* _Your objective_
This exercise asks for an exact copy of every entry below, with pictures omitted.

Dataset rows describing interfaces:
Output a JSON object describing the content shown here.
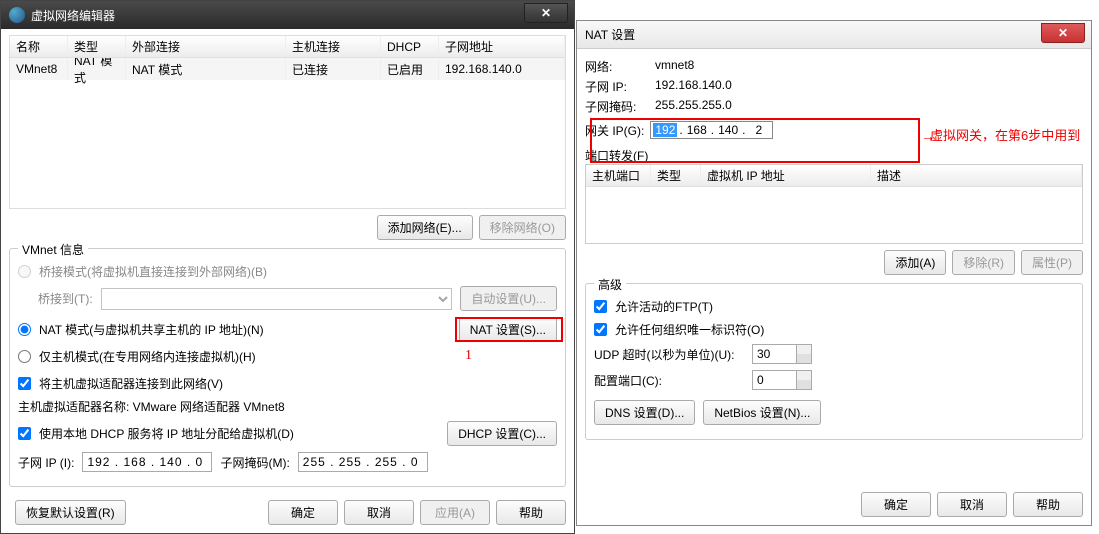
{
  "left": {
    "title": "虚拟网络编辑器",
    "columns": {
      "name": "名称",
      "type": "类型",
      "ext": "外部连接",
      "host": "主机连接",
      "dhcp": "DHCP",
      "subnet": "子网地址"
    },
    "row": {
      "name": "VMnet8",
      "type": "NAT 模式",
      "ext": "NAT 模式",
      "host": "已连接",
      "dhcp": "已启用",
      "subnet": "192.168.140.0"
    },
    "addNetwork": "添加网络(E)...",
    "removeNetwork": "移除网络(O)",
    "vmnetInfo": "VMnet 信息",
    "bridged": "桥接模式(将虚拟机直接连接到外部网络)(B)",
    "bridgedTo": "桥接到(T):",
    "autoSet": "自动设置(U)...",
    "nat": "NAT 模式(与虚拟机共享主机的 IP 地址)(N)",
    "natSettings": "NAT 设置(S)...",
    "hostOnly": "仅主机模式(在专用网络内连接虚拟机)(H)",
    "connectAdapter": "将主机虚拟适配器连接到此网络(V)",
    "adapterName": "主机虚拟适配器名称: VMware 网络适配器 VMnet8",
    "useDhcp": "使用本地 DHCP 服务将 IP 地址分配给虚拟机(D)",
    "dhcpSettings": "DHCP 设置(C)...",
    "subnetIp": "子网 IP (I):",
    "subnetIpVal": "192 . 168 . 140 .  0",
    "subnetMask": "子网掩码(M):",
    "subnetMaskVal": "255 . 255 . 255 .  0",
    "restore": "恢复默认设置(R)",
    "ok": "确定",
    "cancel": "取消",
    "apply": "应用(A)",
    "help": "帮助"
  },
  "right": {
    "title": "NAT 设置",
    "networkLabel": "网络:",
    "networkVal": "vmnet8",
    "subnetIpLabel": "子网 IP:",
    "subnetIpVal": "192.168.140.0",
    "subnetMaskLabel": "子网掩码:",
    "subnetMaskVal": "255.255.255.0",
    "gatewayLabel": "网关 IP(G):",
    "gatewayOct1": "192",
    "gatewayOct2": "168",
    "gatewayOct3": "140",
    "gatewayOct4": "2",
    "portForward": "端口转发(F)",
    "pfCols": {
      "port": "主机端口",
      "type": "类型",
      "vmip": "虚拟机 IP 地址",
      "desc": "描述"
    },
    "add": "添加(A)",
    "remove": "移除(R)",
    "props": "属性(P)",
    "advanced": "高级",
    "allowFtp": "允许活动的FTP(T)",
    "allowOrg": "允许任何组织唯一标识符(O)",
    "udpTimeout": "UDP 超时(以秒为单位)(U):",
    "udpVal": "30",
    "configPort": "配置端口(C):",
    "configVal": "0",
    "dnsSettings": "DNS 设置(D)...",
    "netbiosSettings": "NetBios 设置(N)...",
    "ok": "确定",
    "cancel": "取消",
    "help": "帮助"
  },
  "annotation": {
    "marker1": "1",
    "text": "虚拟网关，在第6步中用到",
    "arrow": "→"
  }
}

* _Task solution_
Output a JSON object describing the content shown here.
{
  "left": {
    "title": "虚拟网络编辑器",
    "columns": {
      "name": "名称",
      "type": "类型",
      "ext": "外部连接",
      "host": "主机连接",
      "dhcp": "DHCP",
      "subnet": "子网地址"
    },
    "row": {
      "name": "VMnet8",
      "type": "NAT 模式",
      "ext": "NAT 模式",
      "host": "已连接",
      "dhcp": "已启用",
      "subnet": "192.168.140.0"
    },
    "addNetwork": "添加网络(E)...",
    "removeNetwork": "移除网络(O)",
    "vmnetInfo": "VMnet 信息",
    "bridged": "桥接模式(将虚拟机直接连接到外部网络)(B)",
    "bridgedTo": "桥接到(T):",
    "autoSet": "自动设置(U)...",
    "nat": "NAT 模式(与虚拟机共享主机的 IP 地址)(N)",
    "natSettings": "NAT 设置(S)...",
    "hostOnly": "仅主机模式(在专用网络内连接虚拟机)(H)",
    "connectAdapter": "将主机虚拟适配器连接到此网络(V)",
    "adapterName": "主机虚拟适配器名称: VMware 网络适配器 VMnet8",
    "useDhcp": "使用本地 DHCP 服务将 IP 地址分配给虚拟机(D)",
    "dhcpSettings": "DHCP 设置(C)...",
    "subnetIp": "子网 IP (I):",
    "subnetIpVal": "192 . 168 . 140 .  0",
    "subnetMask": "子网掩码(M):",
    "subnetMaskVal": "255 . 255 . 255 .  0",
    "restore": "恢复默认设置(R)",
    "ok": "确定",
    "cancel": "取消",
    "apply": "应用(A)",
    "help": "帮助"
  },
  "right": {
    "title": "NAT 设置",
    "networkLabel": "网络:",
    "networkVal": "vmnet8",
    "subnetIpLabel": "子网 IP:",
    "subnetIpVal": "192.168.140.0",
    "subnetMaskLabel": "子网掩码:",
    "subnetMaskVal": "255.255.255.0",
    "gatewayLabel": "网关 IP(G):",
    "gatewayOct1": "192",
    "gatewayOct2": "168",
    "gatewayOct3": "140",
    "gatewayOct4": "2",
    "portForward": "端口转发(F)",
    "pfCols": {
      "port": "主机端口",
      "type": "类型",
      "vmip": "虚拟机 IP 地址",
      "desc": "描述"
    },
    "add": "添加(A)",
    "remove": "移除(R)",
    "props": "属性(P)",
    "advanced": "高级",
    "allowFtp": "允许活动的FTP(T)",
    "allowOrg": "允许任何组织唯一标识符(O)",
    "udpTimeout": "UDP 超时(以秒为单位)(U):",
    "udpVal": "30",
    "configPort": "配置端口(C):",
    "configVal": "0",
    "dnsSettings": "DNS 设置(D)...",
    "netbiosSettings": "NetBios 设置(N)...",
    "ok": "确定",
    "cancel": "取消",
    "help": "帮助"
  },
  "annotation": {
    "marker1": "1",
    "text": "虚拟网关，在第6步中用到",
    "arrow": "→"
  }
}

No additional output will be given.